[8]           I say ‘some’ mental and physical events, to stress that some (other) mental events are not caused by volition but by the brain (or whatever other means), and likewise for some (other) bodily events. The ‘mind’ and ‘body’ are domains affected by various causalities, and not by volition only or by causation only. There is no reserved domain either way.

[9]           As previously pointed out: in Phenomenology, chapter V, and in Meditations, chapter 12, the terms “self”, “consciousness” and “mind” are in Buddhism sometimes treated as equivalent, and yet sometimes used with slightly different senses. As a result of such vagueness, wrong theories are proposed and many inconsistencies remain invisible.

[10]          I give you one example (though I have come across many). S. Suzuki writes: “So it is absolutely necessary for everyone to believe in nothing. But I do not mean voidness… This is called Buddha nature, or Buddha himself” (p. 117.)

[11]          To be fair, see Mu Soeng p. 125. According to that (excellent) commentator, the anatman doctrine was never intended as “a metaphysical statement” but as “a therapeutic device”. As he tells it: “The Buddha responded to the Brahmanical formulation of a permanent entity, the self or atman, with silence, without taking a position either for or against.” Logically, this would imply Buddhism to consider the issue of self to be merely problematic, neither affirming nor denying such a thing. However, in my own readings of Buddhist texts, I have more often than not read an assertoric denial of self, or a “both yes and no, and/or neither yes nor no” salad, rather than merely an avoidance of the issue of self. Another comment worth my making here: the idea of a self ought not to be identified with the Brahmanical idea of a permanent self; the latter is a more specific idea than the former, and denial of the latter does not logically entail denial of the former. I support the idea of an impermanent individual self, assigning permanence only to the universal self (i.e. the transcendent, or God). These (and many other) nuances should not be glossed over.

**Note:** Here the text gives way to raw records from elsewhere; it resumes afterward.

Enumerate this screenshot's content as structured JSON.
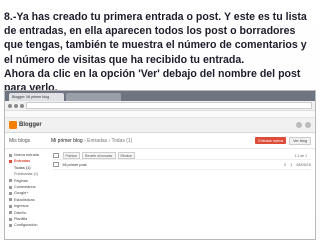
{
  "instructions": {
    "line1": "8.-Ya has creado tu primera entrada o post. Y este es tu lista",
    "line2": "de entradas, en ella aparecen todos los post o borradores",
    "line3": "que tengas, también te muestra el número de comentarios y",
    "line4": "el número de visitas que ha recibido tu entrada.",
    "line5": "Ahora da clic en la opción 'Ver' debajo del nombre del post",
    "line6": "para verlo."
  },
  "screenshot": {
    "tab_active": "Blogger: Mi primer blog",
    "brand": "Blogger",
    "my_blogs": "Mis blogs",
    "blog_title": "Mi primer blog",
    "crumb": "› Entradas › Todas (1)",
    "new_post": "Entrada nueva",
    "view_blog": "Ver blog",
    "sidebar": [
      "Nueva entrada",
      "Entradas",
      "Todas (1)",
      "Publicadas (1)",
      "Páginas",
      "Comentarios",
      "Google+",
      "Estadísticas",
      "Ingresos",
      "Diseño",
      "Plantilla",
      "Configuración"
    ],
    "toolbar": [
      "Publicar",
      "Revertir al borrador",
      "Eliminar"
    ],
    "pager": "1-1 de 1",
    "post_title": "Mi primer post",
    "post_comments": "0",
    "post_views": "1",
    "post_date": "28/05/15"
  }
}
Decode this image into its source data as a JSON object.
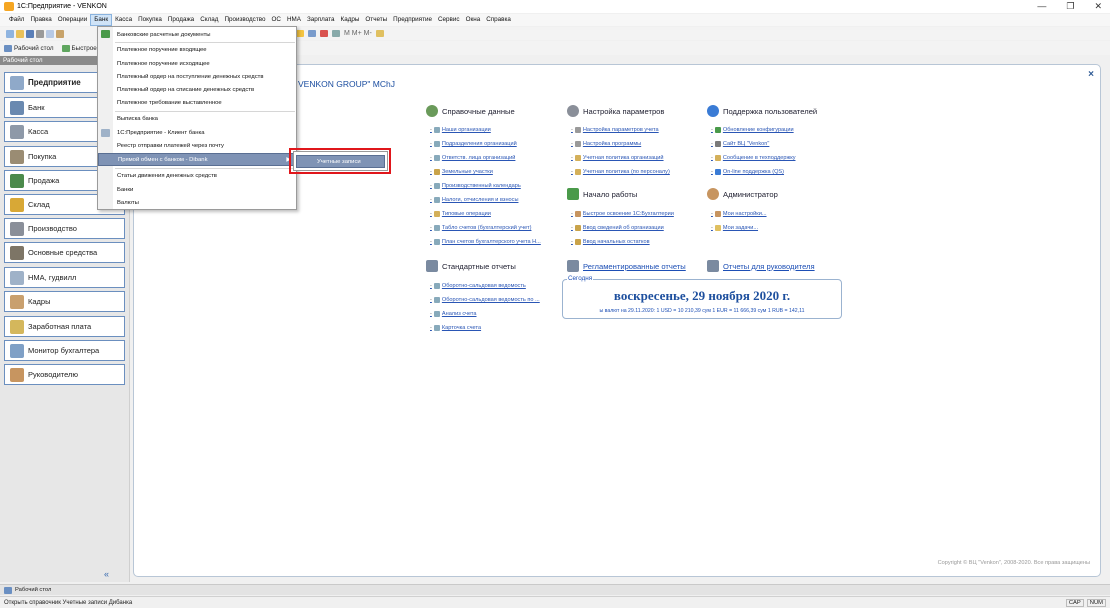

[12]          See reasons for this in my Meditations, chapter 8.

[13]          We tend to view the soul as a small thing, something somewhere in the body or at best coextensive with it. But we should at least conceive the possibility of the opposite idea – viz. that the soul is enormous in comparison with the body, i.e. that the body is a small mark within the soul or a minor appendage to it. Our view of their relative size is, in truth, a function of the relative importance we attach to them, i.e. how frequently we focus our interest on the one or the other.

[14]          Or individuated soul. I say this to stress that the individual soul may be considered as artificial subdivision of the universal soul (or God, in Judaic terms).

[15]          In my view, whatever even just but appears to exist does indeed exist (if only in the way of appearance). Is it real or illusory, though? Those characterizations are open to discussion, and depend on a great many logical factors.

[16]          Judaism agrees with this epistemological and ethical posture, as evidenced for instance by this statement of the Baal Shem Tov: “Before you can find God, you must lose yourself”. (From A Treasury of Jewish Quotations.)

[17]          Ultimately, Buddhism is not interested in descriptive philosophy; what concerns it is to liberate us spiritually. If an idea is effective as a means to that end, it is taught.

Go Back


Blog Search

Blog Archive


There are currently no blog comments.